### Record set
*** Begin section ***

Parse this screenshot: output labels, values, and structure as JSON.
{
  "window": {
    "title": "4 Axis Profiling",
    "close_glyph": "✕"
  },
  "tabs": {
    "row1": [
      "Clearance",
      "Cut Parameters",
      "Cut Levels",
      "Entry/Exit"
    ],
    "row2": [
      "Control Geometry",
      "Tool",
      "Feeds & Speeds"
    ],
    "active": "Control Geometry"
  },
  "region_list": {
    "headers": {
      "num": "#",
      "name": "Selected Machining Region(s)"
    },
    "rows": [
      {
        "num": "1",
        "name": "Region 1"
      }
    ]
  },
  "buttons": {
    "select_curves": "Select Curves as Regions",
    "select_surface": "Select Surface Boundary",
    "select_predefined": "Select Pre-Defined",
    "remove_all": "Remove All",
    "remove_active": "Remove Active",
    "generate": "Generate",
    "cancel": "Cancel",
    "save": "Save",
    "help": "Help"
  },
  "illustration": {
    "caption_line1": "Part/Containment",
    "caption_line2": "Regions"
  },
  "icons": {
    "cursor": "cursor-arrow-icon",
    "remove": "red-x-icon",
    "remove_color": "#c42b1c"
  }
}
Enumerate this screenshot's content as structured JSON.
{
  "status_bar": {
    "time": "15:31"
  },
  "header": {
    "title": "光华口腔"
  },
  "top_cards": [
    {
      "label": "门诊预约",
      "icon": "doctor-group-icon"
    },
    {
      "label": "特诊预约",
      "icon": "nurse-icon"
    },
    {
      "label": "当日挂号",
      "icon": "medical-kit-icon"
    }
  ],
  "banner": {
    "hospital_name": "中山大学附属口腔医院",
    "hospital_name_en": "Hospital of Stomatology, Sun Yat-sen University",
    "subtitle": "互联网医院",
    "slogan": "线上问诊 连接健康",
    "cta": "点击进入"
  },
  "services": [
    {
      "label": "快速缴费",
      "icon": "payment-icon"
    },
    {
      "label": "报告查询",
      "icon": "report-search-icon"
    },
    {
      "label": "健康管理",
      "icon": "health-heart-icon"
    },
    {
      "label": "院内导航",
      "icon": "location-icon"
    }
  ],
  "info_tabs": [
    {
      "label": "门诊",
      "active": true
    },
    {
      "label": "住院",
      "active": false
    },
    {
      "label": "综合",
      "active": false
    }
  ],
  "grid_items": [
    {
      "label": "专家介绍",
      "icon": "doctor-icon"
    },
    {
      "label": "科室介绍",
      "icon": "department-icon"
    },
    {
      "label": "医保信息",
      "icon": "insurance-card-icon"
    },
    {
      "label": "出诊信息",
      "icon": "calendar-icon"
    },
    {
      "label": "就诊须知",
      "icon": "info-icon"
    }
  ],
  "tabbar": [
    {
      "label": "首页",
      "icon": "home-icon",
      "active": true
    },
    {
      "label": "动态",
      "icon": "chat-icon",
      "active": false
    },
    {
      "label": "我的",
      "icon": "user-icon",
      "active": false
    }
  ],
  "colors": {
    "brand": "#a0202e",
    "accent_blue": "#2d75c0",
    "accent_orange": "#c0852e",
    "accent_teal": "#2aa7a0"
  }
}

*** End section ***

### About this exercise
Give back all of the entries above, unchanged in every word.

### Answer for this exercise
Parse this screenshot: output labels, values, and structure as JSON.
{
  "window": {
    "title": "4 Axis Profiling",
    "close_glyph": "✕"
  },
  "tabs": {
    "row1": [
      "Clearance",
      "Cut Parameters",
      "Cut Levels",
      "Entry/Exit"
    ],
    "row2": [
      "Control Geometry",
      "Tool",
      "Feeds & Speeds"
    ],
    "active": "Control Geometry"
  },
  "region_list": {
    "headers": {
      "num": "#",
      "name": "Selected Machining Region(s)"
    },
    "rows": [
      {
        "num": "1",
        "name": "Region 1"
      }
    ]
  },
  "buttons": {
    "select_curves": "Select Curves as Regions",
    "select_surface": "Select Surface Boundary",
    "select_predefined": "Select Pre-Defined",
    "remove_all": "Remove All",
    "remove_active": "Remove Active",
    "generate": "Generate",
    "cancel": "Cancel",
    "save": "Save",
    "help": "Help"
  },
  "illustration": {
    "caption_line1": "Part/Containment",
    "caption_line2": "Regions"
  },
  "icons": {
    "cursor": "cursor-arrow-icon",
    "remove": "red-x-icon",
    "remove_color": "#c42b1c"
  }
}
Enumerate this screenshot's content as structured JSON.
{
  "status_bar": {
    "time": "15:31"
  },
  "header": {
    "title": "光华口腔"
  },
  "top_cards": [
    {
      "label": "门诊预约",
      "icon": "doctor-group-icon"
    },
    {
      "label": "特诊预约",
      "icon": "nurse-icon"
    },
    {
      "label": "当日挂号",
      "icon": "medical-kit-icon"
    }
  ],
  "banner": {
    "hospital_name": "中山大学附属口腔医院",
    "hospital_name_en": "Hospital of Stomatology, Sun Yat-sen University",
    "subtitle": "互联网医院",
    "slogan": "线上问诊 连接健康",
    "cta": "点击进入"
  },
  "services": [
    {
      "label": "快速缴费",
      "icon": "payment-icon"
    },
    {
      "label": "报告查询",
      "icon": "report-search-icon"
    },
    {
      "label": "健康管理",
      "icon": "health-heart-icon"
    },
    {
      "label": "院内导航",
      "icon": "location-icon"
    }
  ],
  "info_tabs": [
    {
      "label": "门诊",
      "active": true
    },
    {
      "label": "住院",
      "active": false
    },
    {
      "label": "综合",
      "active": false
    }
  ],
  "grid_items": [
    {
      "label": "专家介绍",
      "icon": "doctor-icon"
    },
    {
      "label": "科室介绍",
      "icon": "department-icon"
    },
    {
      "label": "医保信息",
      "icon": "insurance-card-icon"
    },
    {
      "label": "出诊信息",
      "icon": "calendar-icon"
    },
    {
      "label": "就诊须知",
      "icon": "info-icon"
    }
  ],
  "tabbar": [
    {
      "label": "首页",
      "icon": "home-icon",
      "active": true
    },
    {
      "label": "动态",
      "icon": "chat-icon",
      "active": false
    },
    {
      "label": "我的",
      "icon": "user-icon",
      "active": false
    }
  ],
  "colors": {
    "brand": "#a0202e",
    "accent_blue": "#2d75c0",
    "accent_orange": "#c0852e",
    "accent_teal": "#2aa7a0"
  }
}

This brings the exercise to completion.